- The European Union just agreed to pass the Digital Markets Act, a law designed to limit tech giants’ dominance in the digital economy.
- Experts say the law could help advertisers by forcing more transparency in data sharing, analytics, and pricing.
- Others, however, said it might create a slippery slope or benefit the very companies it seeks to regulate.
Earlier this month, the European Union followed the landmark 2018 data privacy law GDPR by agreeing to pass the Digital Markets Act, a sweeping plan to limit the ability of tech giants to dominate the digital economy — including the online advertising market.
The law applies only to companies that operate “core platform services” with more than $8.2 billion in annual global revenue or market valuations above $82 billion, such as Alphabet, Meta, Apple, and Amazon. Core platform services include search engines, social networks, cloud computing — and any related advertising capabilities.
The law regulates big tech behaviors, from how they use personal data collected from consumers to the interoperability of their services. The EU says the law should be finalized by October and must go into effect within six months of that date.
Some industry watchers, like Gary Kibel, partner at ad industry law firm Davis+Gilbert, believe the law will provide new opportunities for advertisers to better understand how their campaigns performed. But others like Gerard Stegmaier, partner in the tech and data practice of law firm Reed Smith, sounded a note of caution.
“More and better regulation may be desirable because privacy is important,” he said. “But that doesn’t mean it won’t have severe effects on markets and competition.”
Advertisers can grab more data from giants like Meta and Google
The DMA’s most significant effect may be allowing advertisers to do things like demand all the data gathered by their Facebook pages, said Kibel. Under the law, Facebook’s parent company Meta would have to put a process in place to deliver that data.
This could ultimately provide advertisers with more information about their own customers and help them fill gaps in the selective — and sometimes inaccurate — summaries they receive from the big platforms, Kibel added.

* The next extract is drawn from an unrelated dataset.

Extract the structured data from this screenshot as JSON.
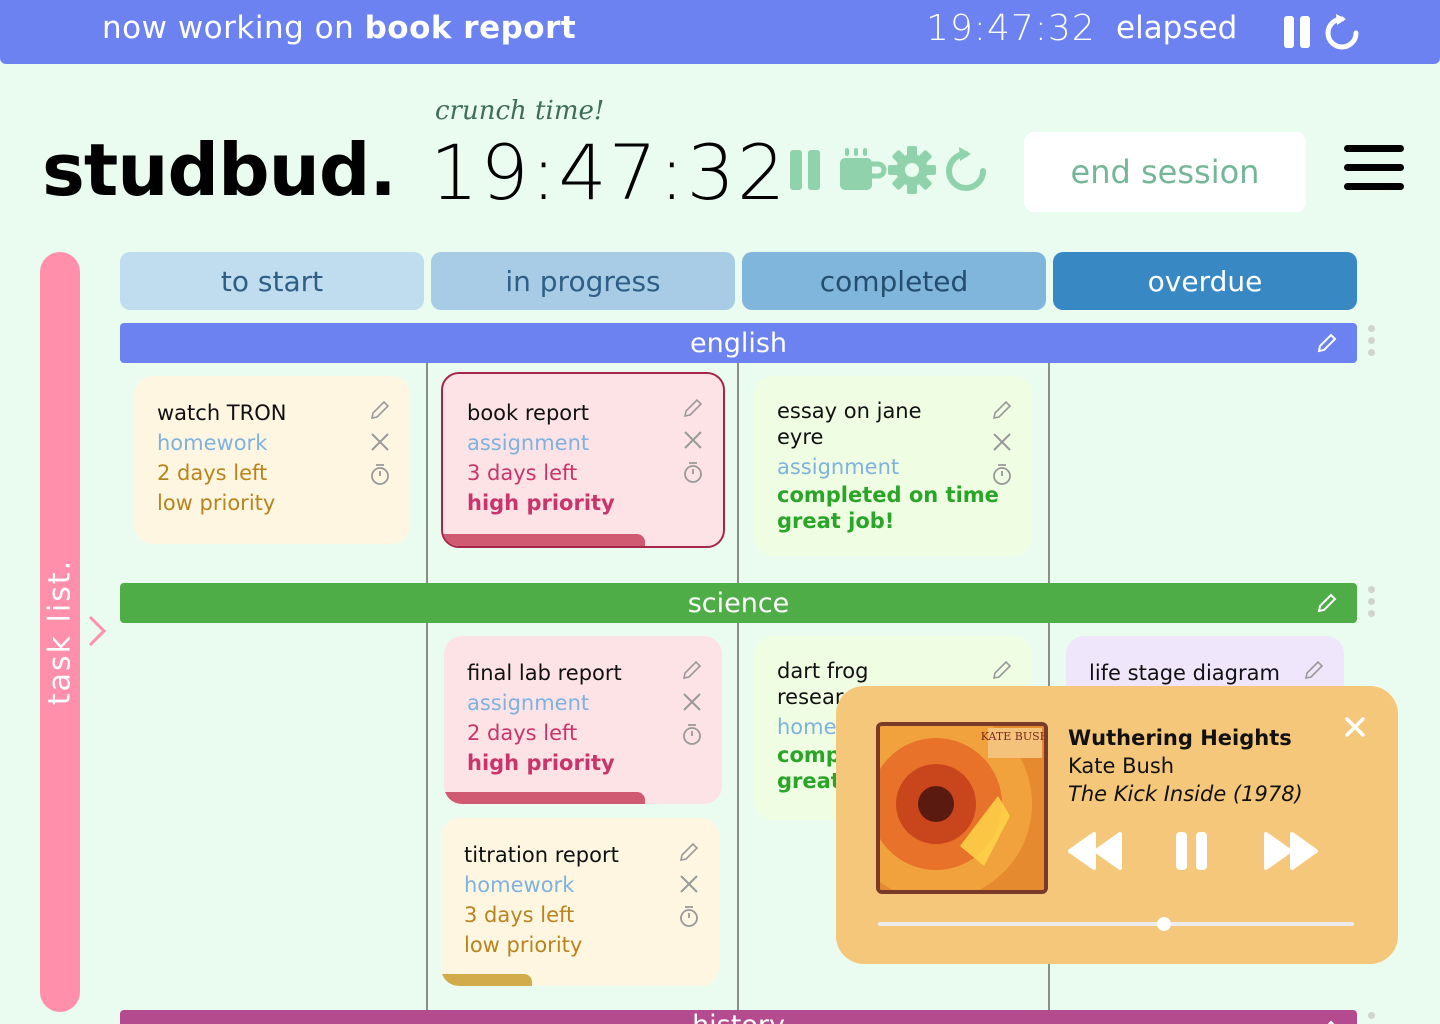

The law could also strengthen ad campaign measurement by allowing advertisers to take the raw data that Google, Amazon, and others gather and use third-party companies to process it, thereby conducting objective assessments of the big platforms’ analytics capabilities, said Stephan Loerke, CEO of trade group the World Federation of Advertisers.
Advertisers could also get more transparency around pricing. Many currently don’t know how platforms decide what to charge for inventory, and they can’t tell exactly how their budgets are distributed across the ad tech supply chain, said Loerke.
This access to data could also inspire advertisers to wean themselves off the big platforms. Advertisers traditionally have felt “completely attached” to the big platforms since they were the only sources for this campaign and user data, said Johnny Ryan, senior fellow at regulatory agency the Irish Council for Civil Liberties, which sued the tech giants in 2021 over data privacy practices. By separating the platforms from the data they collect, the DMA could create more space in the market for alternatives like TikTok and Snap, Ryan added.
But experts worry what will happen if the DMA’s purview expands beyond big tech
Some industry players are worried about a slippery slope effect.
“This law only applies to large platforms, but what if the greater transparency approach takes hold and they apply it beyond the portals to large advertisers?” said Kibel.
Or instead of releasing more data, the big tech platforms could respond by restricting its use entirely by opting to collect less data overall, so they can avoid sharing trade secrets, he said.
Others said the law could end up strengthening the giants it’s looking to regulate.
“The intention appears to be to negatively impact the US-based tech giants; unfortunately, the impact probably benefits them collectively,” said Brian Weiser, global head of business intelligence at WPP’s GroupM.
For example, Alphabet and Meta saw their profit margins and share prices rise significantly after the passage of GDPR, as many analysts had predicted. The law led to less choice for advertisers, analysts said, because the tech giants had plenty of resources to dedicate to compliance — and once they cleared the new regulatory bar, their market positions only grew more entrenched.
Some experts, citing that precedent, believe the DMA could have a similar effect.
“The law is a very imprecise tool, and when you’re seeking to regulate dynamic markets, there are often significant unintended consequences,” said Reed Smith’s Stegmaier. “In areas of ad tech and in respect to advertising, often well-intentioned laws have benefited precisely the people who were intended to be limited.”